*RAW DATA:*
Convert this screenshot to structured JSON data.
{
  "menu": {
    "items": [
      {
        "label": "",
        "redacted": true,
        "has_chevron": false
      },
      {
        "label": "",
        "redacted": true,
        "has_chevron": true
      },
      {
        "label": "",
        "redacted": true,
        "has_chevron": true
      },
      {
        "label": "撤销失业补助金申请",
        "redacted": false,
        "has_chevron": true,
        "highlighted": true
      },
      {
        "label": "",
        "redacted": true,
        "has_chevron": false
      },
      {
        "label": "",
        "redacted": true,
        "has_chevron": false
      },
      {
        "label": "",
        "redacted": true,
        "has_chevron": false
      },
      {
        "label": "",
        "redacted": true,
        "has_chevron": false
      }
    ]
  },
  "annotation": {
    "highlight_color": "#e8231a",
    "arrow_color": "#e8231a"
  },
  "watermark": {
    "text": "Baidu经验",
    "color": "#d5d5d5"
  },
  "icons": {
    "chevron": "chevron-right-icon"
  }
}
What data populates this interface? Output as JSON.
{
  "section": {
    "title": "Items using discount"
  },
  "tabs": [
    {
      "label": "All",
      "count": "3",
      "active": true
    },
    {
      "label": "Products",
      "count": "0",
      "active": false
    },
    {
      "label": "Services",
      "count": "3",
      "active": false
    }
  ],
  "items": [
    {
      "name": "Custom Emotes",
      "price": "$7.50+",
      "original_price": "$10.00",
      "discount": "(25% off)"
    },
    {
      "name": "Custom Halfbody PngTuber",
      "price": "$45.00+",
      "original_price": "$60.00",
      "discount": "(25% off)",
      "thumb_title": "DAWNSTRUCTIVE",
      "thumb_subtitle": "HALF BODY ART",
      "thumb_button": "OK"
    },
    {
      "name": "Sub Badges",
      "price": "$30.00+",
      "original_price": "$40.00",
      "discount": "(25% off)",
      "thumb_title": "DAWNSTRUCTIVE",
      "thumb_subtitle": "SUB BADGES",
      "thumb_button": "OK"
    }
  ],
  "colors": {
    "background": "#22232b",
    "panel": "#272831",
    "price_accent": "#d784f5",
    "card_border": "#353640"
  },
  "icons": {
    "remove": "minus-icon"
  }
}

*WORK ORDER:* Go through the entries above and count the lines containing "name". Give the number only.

*SOLUTION FOR THIS TASK:* 3